That was the message from Ford Performance boss Mark Rushbrook as part of the global launch of the new seventh-generation Ford Mustang last week.
The S650 Mustang will underpin a wide-ranging factory-backed motorsport program that includes NASCAR, Supercars and customer GT racing.
While speaking to Australian media during the Mustang launch, Rushbrook was asked if he would like to see Supercars adopt hybrid technology in the future.
Rushbrook responded by explaining that Ford Performance’s broader take on electrification and hybridization in motor racing had changed, with internal combustion power now the preference.
“Our position on that has actually changed,” he said.
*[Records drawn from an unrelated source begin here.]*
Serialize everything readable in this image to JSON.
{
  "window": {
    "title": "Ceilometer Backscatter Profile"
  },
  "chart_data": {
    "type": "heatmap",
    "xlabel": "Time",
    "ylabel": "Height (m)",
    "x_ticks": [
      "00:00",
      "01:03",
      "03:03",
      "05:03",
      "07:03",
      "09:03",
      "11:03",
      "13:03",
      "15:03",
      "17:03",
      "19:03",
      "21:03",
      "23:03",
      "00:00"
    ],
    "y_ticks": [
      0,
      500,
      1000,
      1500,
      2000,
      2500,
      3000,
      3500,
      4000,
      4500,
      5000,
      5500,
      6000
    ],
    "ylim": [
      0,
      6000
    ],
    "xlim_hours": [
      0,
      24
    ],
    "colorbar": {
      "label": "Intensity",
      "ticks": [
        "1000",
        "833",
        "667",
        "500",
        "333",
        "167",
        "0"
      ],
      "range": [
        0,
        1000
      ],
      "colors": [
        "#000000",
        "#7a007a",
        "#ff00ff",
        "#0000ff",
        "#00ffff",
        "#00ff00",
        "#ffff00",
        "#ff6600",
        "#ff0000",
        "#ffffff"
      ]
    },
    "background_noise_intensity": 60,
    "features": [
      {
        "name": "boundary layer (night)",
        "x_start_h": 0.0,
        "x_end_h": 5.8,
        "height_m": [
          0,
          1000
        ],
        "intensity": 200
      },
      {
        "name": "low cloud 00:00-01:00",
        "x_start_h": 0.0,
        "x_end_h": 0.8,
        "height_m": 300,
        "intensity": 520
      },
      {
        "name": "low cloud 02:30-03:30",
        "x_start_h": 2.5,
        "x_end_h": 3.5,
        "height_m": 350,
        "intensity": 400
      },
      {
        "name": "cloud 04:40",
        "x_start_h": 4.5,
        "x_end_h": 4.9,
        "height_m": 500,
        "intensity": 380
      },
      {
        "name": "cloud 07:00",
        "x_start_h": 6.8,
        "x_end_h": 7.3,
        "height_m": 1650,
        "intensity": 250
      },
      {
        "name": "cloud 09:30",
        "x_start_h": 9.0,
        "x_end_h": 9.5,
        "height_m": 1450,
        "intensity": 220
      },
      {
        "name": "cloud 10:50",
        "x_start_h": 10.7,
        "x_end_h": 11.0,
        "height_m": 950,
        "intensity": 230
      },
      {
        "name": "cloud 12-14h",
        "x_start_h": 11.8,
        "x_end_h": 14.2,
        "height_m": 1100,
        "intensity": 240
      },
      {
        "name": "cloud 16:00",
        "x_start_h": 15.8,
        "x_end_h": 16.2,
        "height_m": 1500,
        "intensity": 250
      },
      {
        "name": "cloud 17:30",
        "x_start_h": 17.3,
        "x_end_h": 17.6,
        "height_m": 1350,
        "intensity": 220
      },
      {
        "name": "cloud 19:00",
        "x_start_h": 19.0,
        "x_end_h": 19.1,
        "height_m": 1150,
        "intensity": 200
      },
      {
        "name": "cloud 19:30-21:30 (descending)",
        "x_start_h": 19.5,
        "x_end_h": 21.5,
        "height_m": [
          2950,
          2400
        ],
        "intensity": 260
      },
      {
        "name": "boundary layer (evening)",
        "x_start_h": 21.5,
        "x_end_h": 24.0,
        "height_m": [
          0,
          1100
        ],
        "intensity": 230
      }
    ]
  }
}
“We were definitely, two or three years ago, pushing for electrification including hybrid in a lot of different series around the world.
“We’re not, honestly, at this point.
“I know we have it with our Puma hybrid in [World Rally Championship] and it’s actually working quite well there and we have learned a lot from that that we can transfer to our road cars.
“But in series including Supercars and including NASCAR and some other sportscar racing series that we’re in, we do believe that ICE will continue to work very well for us for the foreseeable future.
“Because it does create that spectacle, it does create that emotional, passionate connection to the vehicle, which helps our brand.
“At this point, with some of the cost and complexity with hybrid, if it’s not going to add to the race, then we don’t think it needs to be on there.
“So at this point, for Supercars or many of our other global series, we’re not advocating to add it.”
Supercars’ Gen3 rules were originally marketed as being ‘hybrid ready’, although there has been little talk of any actual hybridisation since.
As for NASCAR, there has long been talk of hybrid technology being introduced as soon as 2024, when the new Mustang will debut.